Sarah’s focus is on the process of finding easy ways to prepare quick, good-tasting, healthy meals and snacks – while leaving the perfectionistic mindset behind.
I hope you find her tips helpful:
1 – Visit recipe websites and start collecting recipes
To make this process easier, you can bookmark favorite websites like the ones we reference in my book, Six Factors to Fit: Weight Loss that Works for You!: Cooking Light, EatingWell, Hungry Girl, MyRecipes, Skinnytaste or SparkRecipes. Some sites also have free recipe newsletters.
As you peruse different sites, look for easy recipes with fewer ingredients that contain wholesome, less processed foods. Recipes with nutrition facts give you an idea of calories per portion size to help you better plan your healthy meals.
Print recipes or save in a smart phone app or an electronic recipe file.
A few of Sarah’s family favorites are make your own burrito bowls with brown rice, ground turkey, beans, corn and shredded lettuce or 3-bean chili where kids choose their own toppings of shredded cheese, avocado, green onions or Greek yogurt.
2 – Use social media to learn about new cooking trends
Whether you follow a blog, an Instagram account or a Facebook group, you can be on a hunt for new cooking trends to help improve healthy meal planning. A few of Sarah’s new favorites are a spiralizer and an air fryer.
A spiralizer makes zucchini or other vegetable noodles into a great base for a protein topping of your family’s liking such as turkey meatballs.
An air fryer is a quick and easy way to roast fresh or frozen vegetables with seasonings and a minimal spritz of olive oil. Roasted broccoli, green beans, cauliflower or even chick peas make a tasty snack or side dish that even kids will love.
An air fryer allows you to quickly crisp chicken, fish or shrimp without actually frying.
You can also be creative in the kitchen when using a salad bowl and chopper to make restaurant-quality chopped salads, an Instant Pot pressure cooker or juicer for making vegetable or fruit smoothies.
With Mother’s Day around the corner, consider adding one of these items to your gift wish list.
3 – Keep portion control in mind, especially when it comes to baking
Having a treat now and then can be a part of a healthy diet if you plan for it.
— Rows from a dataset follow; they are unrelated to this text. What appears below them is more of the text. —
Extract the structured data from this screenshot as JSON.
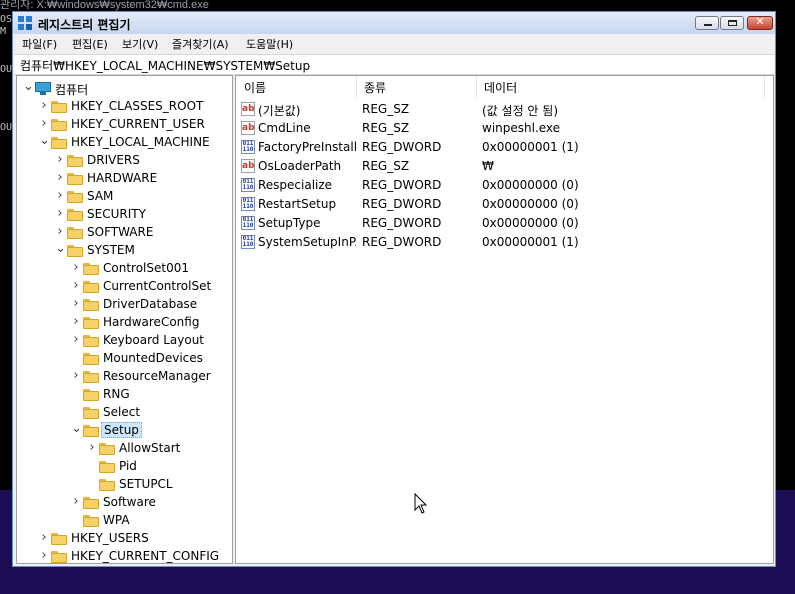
{
  "background": {
    "cmd_title": "관리자: X:₩windows₩system32₩cmd.exe",
    "cmd_fragments": [
      "OS",
      "M",
      "OU",
      "OU"
    ]
  },
  "window": {
    "title": "레지스트리 편집기",
    "controls": {
      "minimize": "",
      "maximize": "",
      "close": "✕"
    }
  },
  "menu": [
    "파일(F)",
    "편집(E)",
    "보기(V)",
    "즐겨찾기(A)",
    "도움말(H)"
  ],
  "address": "컴퓨터₩HKEY_LOCAL_MACHINE₩SYSTEM₩Setup",
  "tree": [
    {
      "label": "컴퓨터",
      "depth": 0,
      "chevron": "down",
      "icon": "pc"
    },
    {
      "label": "HKEY_CLASSES_ROOT",
      "depth": 1,
      "chevron": "right",
      "icon": "folder"
    },
    {
      "label": "HKEY_CURRENT_USER",
      "depth": 1,
      "chevron": "right",
      "icon": "folder"
    },
    {
      "label": "HKEY_LOCAL_MACHINE",
      "depth": 1,
      "chevron": "down",
      "icon": "folder"
    },
    {
      "label": "DRIVERS",
      "depth": 2,
      "chevron": "right",
      "icon": "folder"
    },
    {
      "label": "HARDWARE",
      "depth": 2,
      "chevron": "right",
      "icon": "folder"
    },
    {
      "label": "SAM",
      "depth": 2,
      "chevron": "right",
      "icon": "folder"
    },
    {
      "label": "SECURITY",
      "depth": 2,
      "chevron": "right",
      "icon": "folder"
    },
    {
      "label": "SOFTWARE",
      "depth": 2,
      "chevron": "right",
      "icon": "folder"
    },
    {
      "label": "SYSTEM",
      "depth": 2,
      "chevron": "down",
      "icon": "folder"
    },
    {
      "label": "ControlSet001",
      "depth": 3,
      "chevron": "right",
      "icon": "folder"
    },
    {
      "label": "CurrentControlSet",
      "depth": 3,
      "chevron": "right",
      "icon": "folder"
    },
    {
      "label": "DriverDatabase",
      "depth": 3,
      "chevron": "right",
      "icon": "folder"
    },
    {
      "label": "HardwareConfig",
      "depth": 3,
      "chevron": "right",
      "icon": "folder"
    },
    {
      "label": "Keyboard Layout",
      "depth": 3,
      "chevron": "right",
      "icon": "folder"
    },
    {
      "label": "MountedDevices",
      "depth": 3,
      "chevron": "none",
      "icon": "folder"
    },
    {
      "label": "ResourceManager",
      "depth": 3,
      "chevron": "right",
      "icon": "folder"
    },
    {
      "label": "RNG",
      "depth": 3,
      "chevron": "none",
      "icon": "folder"
    },
    {
      "label": "Select",
      "depth": 3,
      "chevron": "none",
      "icon": "folder"
    },
    {
      "label": "Setup",
      "depth": 3,
      "chevron": "down",
      "icon": "folder",
      "selected": true
    },
    {
      "label": "AllowStart",
      "depth": 4,
      "chevron": "right",
      "icon": "folder"
    },
    {
      "label": "Pid",
      "depth": 4,
      "chevron": "none",
      "icon": "folder"
    },
    {
      "label": "SETUPCL",
      "depth": 4,
      "chevron": "none",
      "icon": "folder"
    },
    {
      "label": "Software",
      "depth": 3,
      "chevron": "right",
      "icon": "folder"
    },
    {
      "label": "WPA",
      "depth": 3,
      "chevron": "none",
      "icon": "folder"
    },
    {
      "label": "HKEY_USERS",
      "depth": 1,
      "chevron": "right",
      "icon": "folder"
    },
    {
      "label": "HKEY_CURRENT_CONFIG",
      "depth": 1,
      "chevron": "right",
      "icon": "folder"
    }
  ],
  "list": {
    "columns": [
      "이름",
      "종류",
      "데이터"
    ],
    "rows": [
      {
        "icon": "ab",
        "name": "(기본값)",
        "type": "REG_SZ",
        "data": "(값 설정 안 됨)"
      },
      {
        "icon": "ab",
        "name": "CmdLine",
        "type": "REG_SZ",
        "data": "winpeshl.exe"
      },
      {
        "icon": "dword",
        "name": "FactoryPreInstall...",
        "type": "REG_DWORD",
        "data": "0x00000001 (1)"
      },
      {
        "icon": "ab",
        "name": "OsLoaderPath",
        "type": "REG_SZ",
        "data": "₩"
      },
      {
        "icon": "dword",
        "name": "Respecialize",
        "type": "REG_DWORD",
        "data": "0x00000000 (0)"
      },
      {
        "icon": "dword",
        "name": "RestartSetup",
        "type": "REG_DWORD",
        "data": "0x00000000 (0)"
      },
      {
        "icon": "dword",
        "name": "SetupType",
        "type": "REG_DWORD",
        "data": "0x00000000 (0)"
      },
      {
        "icon": "dword",
        "name": "SystemSetupInP...",
        "type": "REG_DWORD",
        "data": "0x00000001 (1)"
      }
    ]
  },
  "icons": {
    "ab": "ab",
    "dword": "011 110"
  },
  "colors": {
    "selection": "#cce8ff",
    "folder": "#f7d068",
    "desktop": "#1c0c54"
  }
}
Though cakes may be great for a special celebration, think smaller for everyday baking.
A few of Sarah’s go-to family favorites are energy bites (no-bake peanut or nut butter mixed with oats, flax or chia seeds and mini chocolate chips in a small, round treat), black bean brownies or oat banana Greek yogurt mini-muffins.
Mini-muffin tins and Ziplock baggies help with portion control.
Instead of keeping baked goods on the counter for days on end, freeze the rest to lessen temptations and decrease unplanned snacking.
4 –Nudge healthier eating with recipe tweaks
To boost you and your family’s intake of fiber or eat less sugar, you can experiment with making recipe substitutions.
Many sites offer examples such as using crushed bran cereal for bread crumbs, Greek plain yogurt instead of sour cream, applesauce or prune puree to replace oil or butter, less sugar or whole wheat instead of white flour.
Healthy cooking is a process. Be patient as you try new dishes and techniques and see what your family likes.
Stay safe and be well!
Robert Kushner, MD